Scene: middle of the street

 

It’s night and I can hear people dreaming. See their thoughts float up into empty space? Out of all these houses, a thousand images drift upward. I can grab one and make it dark, or make it bright, depending on my mood.

I want to scare someone. Why? I’m fucked up like that.

In this man’s dream is a woman, one of the most beautiful that you have ever seen. I make her ugly, turning her skin to ash and her hair to webs. He wakes and the image is gone and he goes on with his night. He will not sleep again.

I have never slept, for fear of dreaming. So small am I, but look what I can do. Imagine the others in the night and what they may do to me.

Over there, a few houses down, you can see a dream of aliens, and the dreamer herself can jump ten feet high. I make the aliens evil. They rise into their ships and give her such a feeling of terror as she has never known. She stands clutching her heart to her chest, too frightened to wake.

We’ll leave it at that.

Don’t look behind you…

This is the kind of crap I write when I can’t write

It’s tearing me up inside!

From inside the man, peeled out of his skin, his heart walks out through his chest. His back is arched. His face gripped with constipation. Red, sweating, dripping down, melting into the floor. His heart walks out and runs to the door, opens it with its tiny hands.

The man opens his mouth to scream, but an arm comes out, a great arm that reaches for the heart.

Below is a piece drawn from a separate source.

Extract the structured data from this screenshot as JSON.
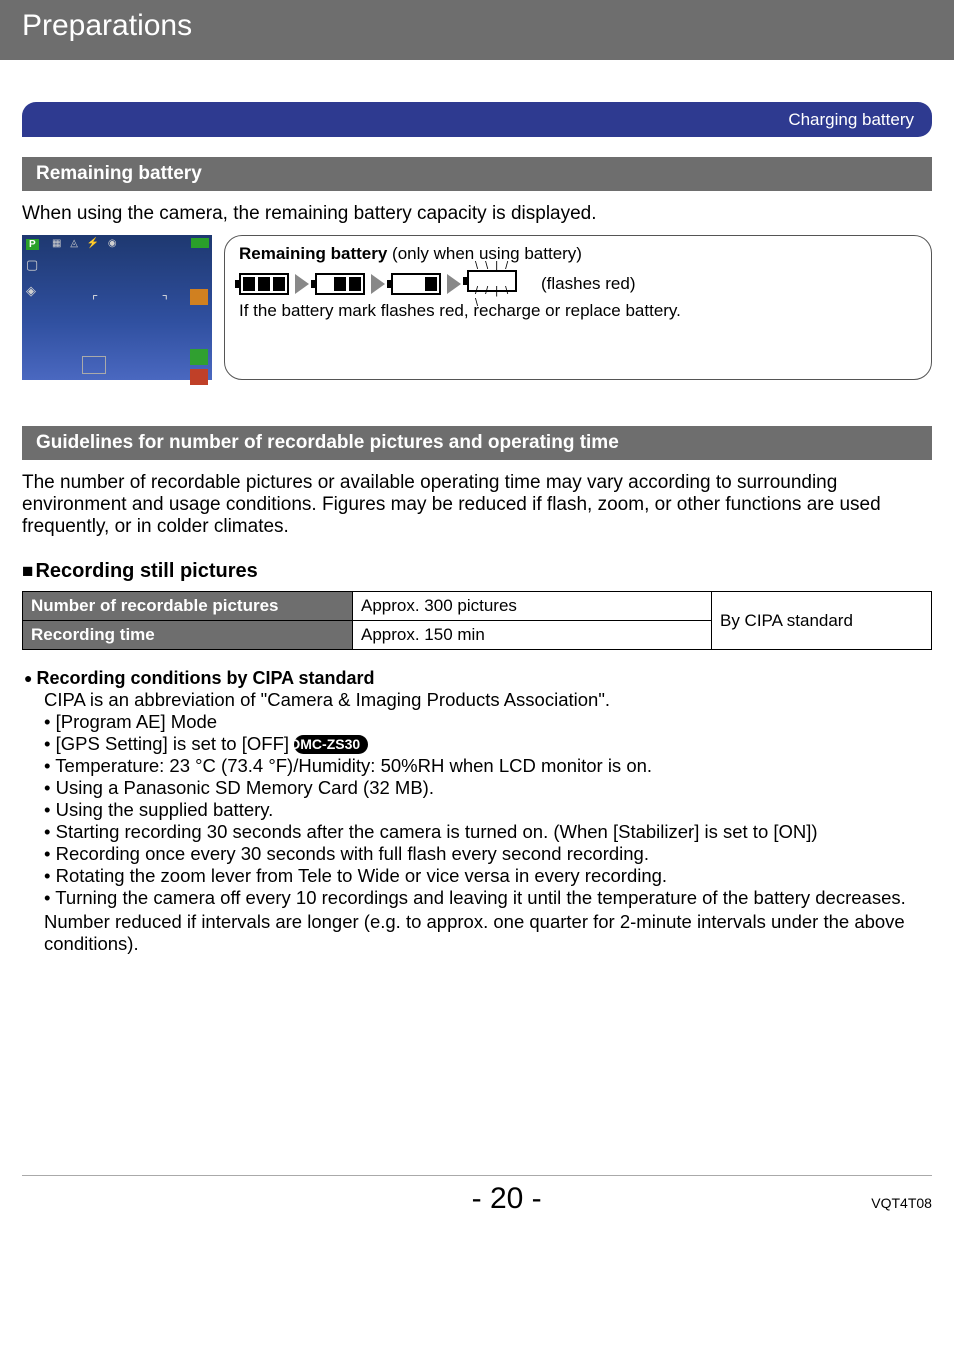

The door is shut now, the heart is gone. The arm leads a shoulder, a body, a head, exiting the man’s mouth.

Gurgle, gurgle, blood and spit, it rises and coughs and looks at the dead man on the floor.

It says, “That is me.” The body on the floor twitches and shakes, dries out, and is all collected from itself into a single dot that disappears into the ground.

The new man stares at this and knows he is witnessing his own death. His heart is gone and the world is gray. He opens the door and walks forth into blinding light, unsure of what is to come.